AP / Charles Dharapak President Obama
introduces Gene Sperling, left, as the new
director of the the National Economic Council
Here we go again. When Bill Clinton suffered an electoral reversal after his first two years in office, he abruptly embraced the corporate money guys who had financed his congressional opposition in an effort to purchase a second term.
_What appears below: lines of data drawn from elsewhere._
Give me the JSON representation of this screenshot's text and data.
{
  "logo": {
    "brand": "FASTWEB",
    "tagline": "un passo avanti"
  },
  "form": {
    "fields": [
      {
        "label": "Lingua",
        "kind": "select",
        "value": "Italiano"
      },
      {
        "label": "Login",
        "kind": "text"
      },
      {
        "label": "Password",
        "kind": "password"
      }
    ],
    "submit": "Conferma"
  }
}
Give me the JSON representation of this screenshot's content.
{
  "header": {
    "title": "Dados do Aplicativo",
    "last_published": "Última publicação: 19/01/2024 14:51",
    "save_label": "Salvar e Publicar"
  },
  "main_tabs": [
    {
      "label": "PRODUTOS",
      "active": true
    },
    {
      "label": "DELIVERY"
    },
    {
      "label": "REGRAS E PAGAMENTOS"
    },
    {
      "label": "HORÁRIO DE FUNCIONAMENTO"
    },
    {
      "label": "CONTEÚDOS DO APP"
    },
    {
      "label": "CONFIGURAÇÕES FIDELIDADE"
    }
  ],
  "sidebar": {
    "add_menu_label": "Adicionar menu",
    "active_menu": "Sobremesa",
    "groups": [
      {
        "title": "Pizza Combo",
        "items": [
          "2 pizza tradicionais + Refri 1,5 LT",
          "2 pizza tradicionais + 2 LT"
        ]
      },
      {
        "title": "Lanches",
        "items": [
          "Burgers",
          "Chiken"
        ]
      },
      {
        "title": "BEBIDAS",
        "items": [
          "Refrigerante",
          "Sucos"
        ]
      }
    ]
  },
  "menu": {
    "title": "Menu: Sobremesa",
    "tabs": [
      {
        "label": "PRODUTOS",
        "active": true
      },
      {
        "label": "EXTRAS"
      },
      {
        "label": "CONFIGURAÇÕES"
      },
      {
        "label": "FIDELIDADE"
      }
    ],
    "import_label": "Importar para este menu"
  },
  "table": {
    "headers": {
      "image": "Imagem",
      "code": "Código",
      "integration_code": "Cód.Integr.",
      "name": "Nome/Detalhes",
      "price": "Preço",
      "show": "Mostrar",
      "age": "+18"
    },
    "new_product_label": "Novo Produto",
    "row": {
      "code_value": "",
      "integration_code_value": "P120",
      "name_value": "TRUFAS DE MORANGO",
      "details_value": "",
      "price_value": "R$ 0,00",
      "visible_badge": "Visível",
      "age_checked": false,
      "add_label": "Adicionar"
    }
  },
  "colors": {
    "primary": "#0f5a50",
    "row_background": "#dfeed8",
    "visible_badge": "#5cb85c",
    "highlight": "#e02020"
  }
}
On Tuesday in his Wall Street Journal Op-Ed piece, Barack Obama veered sharply down that same course, trumpeting his executive order " ... to remove outdated regulations that stifle job creation and make our economy less competitive... "
He employed the same "creating a 21st-century regulatory system" rationalization used by Clinton when he signed off on the sweeping deregulation legislation that unleashed the Wall Street greed that ended up being the biggest job-killer since the Great Depression. "Over the (past) seven years, we have tried to modernize the economy," Clinton enthused as he signed the Financial Services Modernization Act that repealed key New Deal legislation, adding, "And today what we are doing is modernizing the financial services industry, tearing down those antiquated laws and granting banks significant new authority." Modernizing was the propaganda constant, as in the Commodity Futures Modernization Act that Clinton signed, thus shielding financial derivatives from any government regulation.
That deregulation, as Obama concedes in his WSJ column, led to "a lack of proper oversight and transparency (that) nearly led to the collapse of the financial markets and a full-scale depression." But Obama now promises that his deregulation efforts will be more sensibly targeted and will "bring order to regulations that have become a patchwork of overlapping rules, the result of tinkering by administrations and legislatures of both parties and influence of special interests in Washington over decades."
When he wrote that he intends to accomplish this revamp "with more input from experts, businesses and ordinary citizens," did he have in mind his two new key White House advisers who were the most effective advocates for those special interests? Tom Donilon, Obama's national security adviser, was the Washington lobbyist for the housing behemoth Fannie Mae, which will cost taxpayers $700 billion because of its marketing of toxic derivatives. Obama's new Chief of Staff William Daley was the lead Washington representative for a similarly afflicted JPMorgan Chase. These are the folks, along with many other Wall Street alums in this administration, who will oversee the latest update of already weakened regulations.